CITU Congratulates the Gramin Dak Sevaks for the magnificent united all India strike
Demands the Government immediately implement the pro employee recommendations of Kamalesh Chandra Committee Report
Centre of Indian Trade Unions (CITU) congratulates the nearly three lakh Gramin Dak Sevaks (GDS) of the Postal Department for the magnificent united all India Strike. All the four GDS Unions (AIPEU-GDS, AIGDSU, NUGDS & BPEDU) are on an indefinite strike from 22 May 2018. All the postal employees’ unions have supported the strike. As per reports the strike is total and 1,29,500 Branch Post Offices remained closed.
More than 60% of the employees of the Postal Department are GDS and more than 80% of the Post Offices are GDS Branch Post Offices. Major revenue of the department comes from GDS. They are not treated as Postal employees and were paid a pittance. The Gramin Dak Sevaks have a great legacy of struggles and whatever facilities they are enjoying at present is the result of their bitter struggles along with the postal employees.
This strike was forced by the NDA government which not only denied to address the long pending demands of the Gramin Dak Sevaks for regularisation as government employees, but refused to implement the recommendations of Kamalesh Chandra Committee Report on the service conditions of the GDS. The Committee which was appointed by the government to look into the service conditions of the Gramin Dak Sevaks had submitted its report as early in November 2016. The Union Minister had promised to implement the pro-employee recommendations of the report. Even after eighteen months the orders are still awaited. The GDS and their unions were forced to go on an indefinite strike after the government had failed to meet even the latest deadline of April 2018, it had promised.
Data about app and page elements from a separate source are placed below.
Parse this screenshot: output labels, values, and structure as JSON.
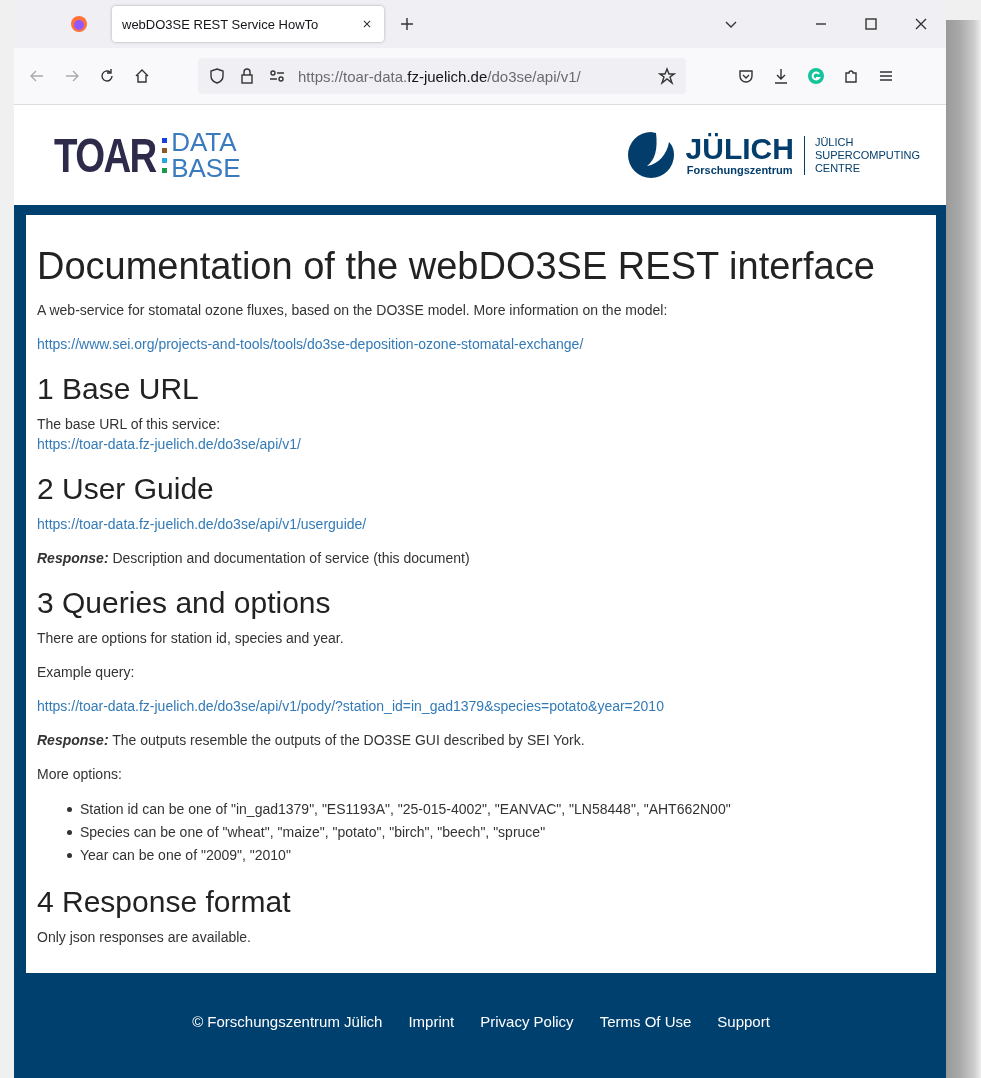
{
  "browser": {
    "tab": {
      "title": "webDO3SE REST Service HowTo",
      "selected": true
    },
    "address": {
      "prefix": "https://toar-data.",
      "domain": "fz-juelich.de",
      "path": "/do3se/api/v1/"
    }
  },
  "header": {
    "logo_left": {
      "word": "TOAR",
      "line1": "DATA",
      "line2": "BASE"
    },
    "logo_right": {
      "word": "JÜLICH",
      "sub": "Forschungszentrum",
      "lines": [
        "JÜLICH",
        "SUPERCOMPUTING",
        "CENTRE"
      ]
    }
  },
  "content": {
    "title": "Documentation of the webDO3SE REST interface",
    "blocks": [
      {
        "kind": "p",
        "text": "A web-service for stomatal ozone fluxes, based on the DO3SE model. More information on the model:"
      },
      {
        "kind": "link",
        "text": "https://www.sei.org/projects-and-tools/tools/do3se-deposition-ozone-stomatal-exchange/"
      },
      {
        "kind": "h",
        "text": "1 Base URL"
      },
      {
        "kind": "p2",
        "text": "The base URL of this service:",
        "link": "https://toar-data.fz-juelich.de/do3se/api/v1/"
      },
      {
        "kind": "h",
        "text": "2 User Guide"
      },
      {
        "kind": "link",
        "text": "https://toar-data.fz-juelich.de/do3se/api/v1/userguide/"
      },
      {
        "kind": "p",
        "text": "**Response:** Description and documentation of service (this document)"
      },
      {
        "kind": "h",
        "text": "3 Queries and options"
      },
      {
        "kind": "p",
        "text": "There are options for station id, species and year."
      },
      {
        "kind": "p",
        "text": "Example query:"
      },
      {
        "kind": "link",
        "text": "https://toar-data.fz-juelich.de/do3se/api/v1/pody/?station_id=in_gad1379&species=potato&year=2010"
      },
      {
        "kind": "p",
        "text": "**Response:** The outputs resemble the outputs of the DO3SE GUI described by SEI York."
      },
      {
        "kind": "p",
        "text": "More options:"
      },
      {
        "kind": "list",
        "items": [
          "Station id can be one of \"in_gad1379\", \"ES1193A\", \"25-015-4002\", \"EANVAC\", \"LN58448\", \"AHT662N00\"",
          "Species can be one of \"wheat\", \"maize\", \"potato\", \"birch\", \"beech\", \"spruce\"",
          "Year can be one of \"2009\", \"2010\""
        ]
      },
      {
        "kind": "h",
        "text": "4 Response format"
      },
      {
        "kind": "p",
        "text": "Only json responses are available."
      }
    ]
  },
  "footer": {
    "copyright": "© Forschungszentrum Jülich",
    "links": [
      "Imprint",
      "Privacy Policy",
      "Terms Of Use",
      "Support"
    ]
  }
}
CITU expresses solidarity with the striking employees and demands that the NDA government must immediately settle the issue by agreeing to the just demands of these grass root level workers who deliver valuable service to the common people.